* Work order
The data must be reproduced verbatim; images are to be omitted.

:: Supplied entries

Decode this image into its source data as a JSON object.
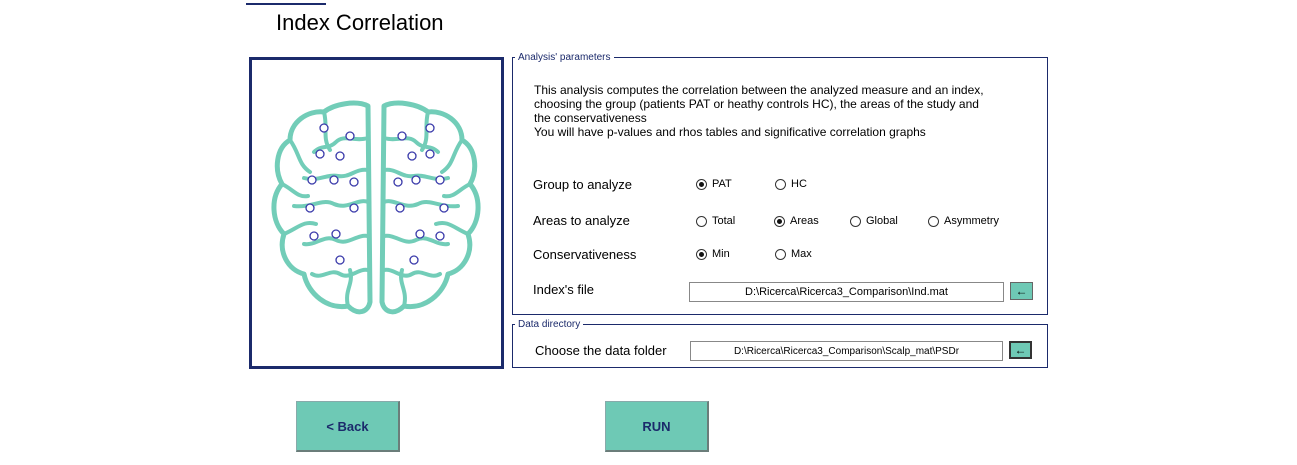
{
  "title": "Index Correlation",
  "colors": {
    "accent": "#6ec9b5",
    "frame": "#1b2a6b"
  },
  "illustration": {
    "icon": "brain-electrodes-icon"
  },
  "params": {
    "legend": "Analysis' parameters",
    "description": [
      "This analysis computes the correlation between the analyzed measure and an index,",
      "choosing the group (patients PAT or heathy controls HC), the areas of the study and",
      "the conservativeness",
      "You will have p-values and rhos tables and significative correlation graphs"
    ],
    "group": {
      "label": "Group to analyze",
      "options": [
        "PAT",
        "HC"
      ],
      "selected": "PAT"
    },
    "areas": {
      "label": "Areas to analyze",
      "options": [
        "Total",
        "Areas",
        "Global",
        "Asymmetry"
      ],
      "selected": "Areas"
    },
    "conservativeness": {
      "label": "Conservativeness",
      "options": [
        "Min",
        "Max"
      ],
      "selected": "Min"
    },
    "index_file": {
      "label": "Index's file",
      "value": "D:\\Ricerca\\Ricerca3_Comparison\\Ind.mat",
      "button_icon": "←"
    }
  },
  "data_dir": {
    "legend": "Data directory",
    "label": "Choose the data folder",
    "value": "D:\\Ricerca\\Ricerca3_Comparison\\Scalp_mat\\PSDr",
    "button_icon": "←"
  },
  "buttons": {
    "back": "<  Back",
    "run": "RUN"
  }
}
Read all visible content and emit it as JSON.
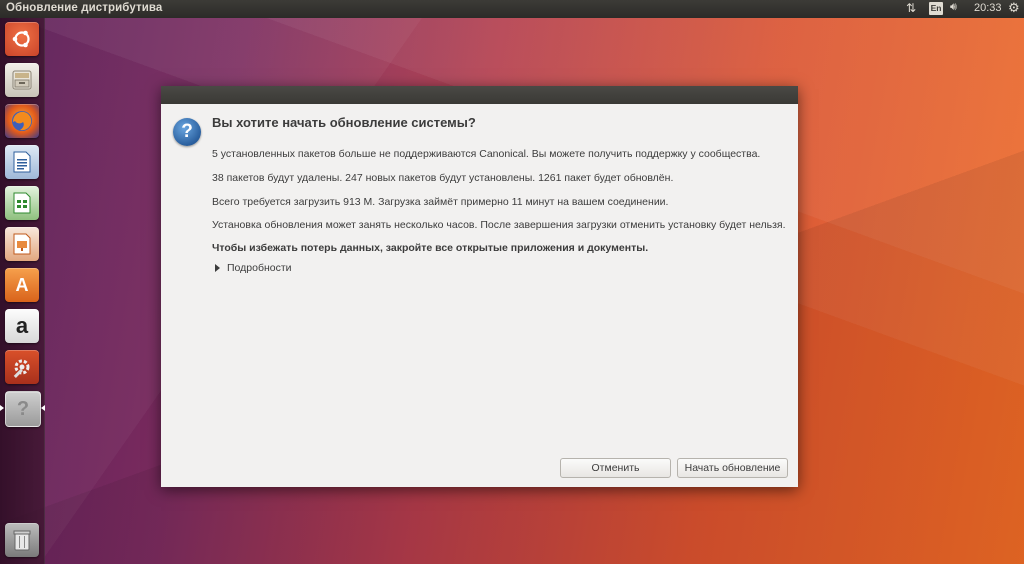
{
  "top_panel": {
    "window_title": "Обновление дистрибутива",
    "language_indicator": "En",
    "clock": "20:33",
    "icons": [
      "network-icon",
      "volume-icon",
      "settings-gear-icon"
    ]
  },
  "launcher": {
    "items": [
      {
        "name": "dash-home",
        "icon": "ubuntu-logo-icon"
      },
      {
        "name": "files",
        "icon": "file-cabinet-icon"
      },
      {
        "name": "firefox",
        "icon": "firefox-icon"
      },
      {
        "name": "libreoffice-writer",
        "icon": "writer-icon"
      },
      {
        "name": "libreoffice-calc",
        "icon": "calc-icon"
      },
      {
        "name": "libreoffice-impress",
        "icon": "impress-icon"
      },
      {
        "name": "ubuntu-software",
        "icon": "software-bag-icon",
        "glyph": "A"
      },
      {
        "name": "amazon",
        "icon": "amazon-icon",
        "glyph": "a"
      },
      {
        "name": "system-settings",
        "icon": "wrench-gear-icon"
      },
      {
        "name": "unknown-app",
        "icon": "question-mark-icon",
        "glyph": "?"
      },
      {
        "name": "trash",
        "icon": "trash-icon"
      }
    ]
  },
  "dialog": {
    "heading": "Вы хотите начать обновление системы?",
    "paragraphs": [
      "5 установленных пакетов больше не поддерживаются Canonical. Вы можете получить поддержку у сообщества.",
      "38 пакетов будут удалены. 247 новых пакетов будут установлены. 1261 пакет будет обновлён.",
      "Всего требуется загрузить 913 М. Загрузка займёт примерно 11 минут на вашем соединении.",
      "Установка обновления может занять несколько часов. После завершения загрузки отменить установку будет нельзя.",
      "Чтобы избежать потерь данных, закройте все открытые приложения и документы."
    ],
    "details_label": "Подробности",
    "cancel_label": "Отменить",
    "start_label": "Начать обновление"
  },
  "colors": {
    "panel_bg": "#3c3b37",
    "dialog_bg": "#f2f1f0",
    "launcher_bg": "#3a1230",
    "wallpaper_left": "#5b1e58",
    "wallpaper_right": "#ee6a25"
  }
}
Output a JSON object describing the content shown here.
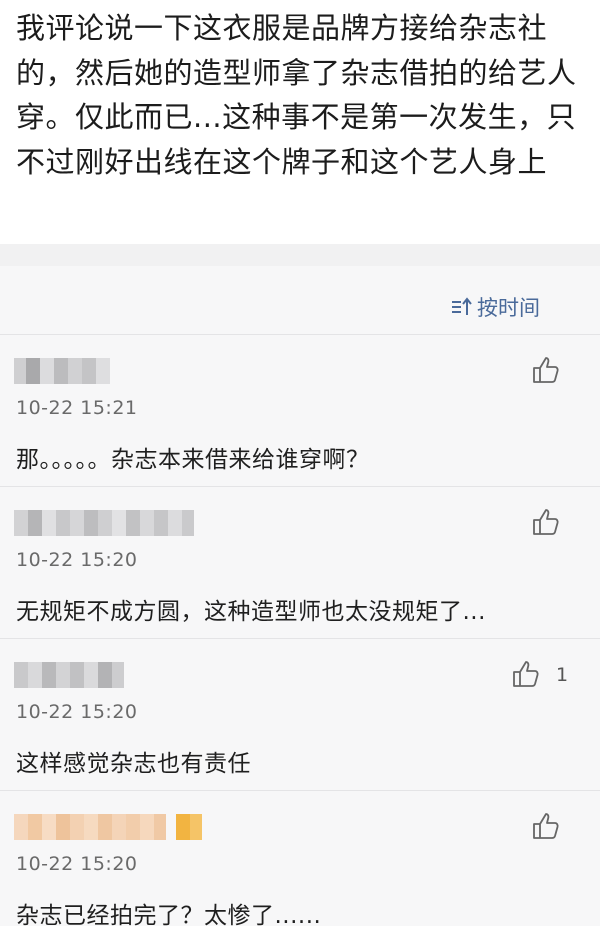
{
  "post": {
    "text": "我评论说一下这衣服是品牌方接给杂志社的，然后她的造型师拿了杂志借拍的给艺人穿。仅此而已...这种事不是第一次发生，只不过刚好出线在这个牌子和这个艺人身上"
  },
  "sort": {
    "label": "按时间",
    "icon": "sort-icon"
  },
  "comments": [
    {
      "time": "10-22 15:21",
      "text": "那。。。。。杂志本来借来给谁穿啊？",
      "likes": ""
    },
    {
      "time": "10-22 15:20",
      "text": "无规矩不成方圆，这种造型师也太没规矩了...",
      "likes": ""
    },
    {
      "time": "10-22 15:20",
      "text": "这样感觉杂志也有责任",
      "likes": "1"
    },
    {
      "time": "10-22 15:20",
      "text": "杂志已经拍完了？太惨了......",
      "likes": ""
    }
  ],
  "colors": {
    "accent": "#4a6a9a",
    "divider": "#e4e4e6",
    "background": "#f7f7f8"
  }
}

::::

* Task answer
Decode this image into its source data as a JSON object.
{
  "title": "Index Correlation",
  "colors": {
    "accent": "#6ec9b5",
    "frame": "#1b2a6b"
  },
  "illustration": {
    "icon": "brain-electrodes-icon"
  },
  "params": {
    "legend": "Analysis' parameters",
    "description": [
      "This analysis computes the correlation between the analyzed measure and an index,",
      "choosing the group (patients PAT or heathy controls HC), the areas of the study and",
      "the conservativeness",
      "You will have p-values and rhos tables and significative correlation graphs"
    ],
    "group": {
      "label": "Group to analyze",
      "options": [
        "PAT",
        "HC"
      ],
      "selected": "PAT"
    },
    "areas": {
      "label": "Areas to analyze",
      "options": [
        "Total",
        "Areas",
        "Global",
        "Asymmetry"
      ],
      "selected": "Areas"
    },
    "conservativeness": {
      "label": "Conservativeness",
      "options": [
        "Min",
        "Max"
      ],
      "selected": "Min"
    },
    "index_file": {
      "label": "Index's file",
      "value": "D:\\Ricerca\\Ricerca3_Comparison\\Ind.mat",
      "button_icon": "←"
    }
  },
  "data_dir": {
    "legend": "Data directory",
    "label": "Choose the data folder",
    "value": "D:\\Ricerca\\Ricerca3_Comparison\\Scalp_mat\\PSDr",
    "button_icon": "←"
  },
  "buttons": {
    "back": "<  Back",
    "run": "RUN"
  }
}
Read all visible content and emit it as JSON.
{
  "top_panel": {
    "window_title": "Обновление дистрибутива",
    "language_indicator": "En",
    "clock": "20:33",
    "icons": [
      "network-icon",
      "volume-icon",
      "settings-gear-icon"
    ]
  },
  "launcher": {
    "items": [
      {
        "name": "dash-home",
        "icon": "ubuntu-logo-icon"
      },
      {
        "name": "files",
        "icon": "file-cabinet-icon"
      },
      {
        "name": "firefox",
        "icon": "firefox-icon"
      },
      {
        "name": "libreoffice-writer",
        "icon": "writer-icon"
      },
      {
        "name": "libreoffice-calc",
        "icon": "calc-icon"
      },
      {
        "name": "libreoffice-impress",
        "icon": "impress-icon"
      },
      {
        "name": "ubuntu-software",
        "icon": "software-bag-icon",
        "glyph": "A"
      },
      {
        "name": "amazon",
        "icon": "amazon-icon",
        "glyph": "a"
      },
      {
        "name": "system-settings",
        "icon": "wrench-gear-icon"
      },
      {
        "name": "unknown-app",
        "icon": "question-mark-icon",
        "glyph": "?"
      },
      {
        "name": "trash",
        "icon": "trash-icon"
      }
    ]
  },
  "dialog": {
    "heading": "Вы хотите начать обновление системы?",
    "paragraphs": [
      "5 установленных пакетов больше не поддерживаются Canonical. Вы можете получить поддержку у сообщества.",
      "38 пакетов будут удалены. 247 новых пакетов будут установлены. 1261 пакет будет обновлён.",
      "Всего требуется загрузить 913 М. Загрузка займёт примерно 11 минут на вашем соединении.",
      "Установка обновления может занять несколько часов. После завершения загрузки отменить установку будет нельзя.",
      "Чтобы избежать потерь данных, закройте все открытые приложения и документы."
    ],
    "details_label": "Подробности",
    "cancel_label": "Отменить",
    "start_label": "Начать обновление"
  },
  "colors": {
    "panel_bg": "#3c3b37",
    "dialog_bg": "#f2f1f0",
    "launcher_bg": "#3a1230",
    "wallpaper_left": "#5b1e58",
    "wallpaper_right": "#ee6a25"
  }
}
Output a JSON object describing the content shown here.
{
  "post": {
    "text": "我评论说一下这衣服是品牌方接给杂志社的，然后她的造型师拿了杂志借拍的给艺人穿。仅此而已...这种事不是第一次发生，只不过刚好出线在这个牌子和这个艺人身上"
  },
  "sort": {
    "label": "按时间",
    "icon": "sort-icon"
  },
  "comments": [
    {
      "time": "10-22 15:21",
      "text": "那。。。。。杂志本来借来给谁穿啊？",
      "likes": ""
    },
    {
      "time": "10-22 15:20",
      "text": "无规矩不成方圆，这种造型师也太没规矩了...",
      "likes": ""
    },
    {
      "time": "10-22 15:20",
      "text": "这样感觉杂志也有责任",
      "likes": "1"
    },
    {
      "time": "10-22 15:20",
      "text": "杂志已经拍完了？太惨了......",
      "likes": ""
    }
  ],
  "colors": {
    "accent": "#4a6a9a",
    "divider": "#e4e4e6",
    "background": "#f7f7f8"
  }
}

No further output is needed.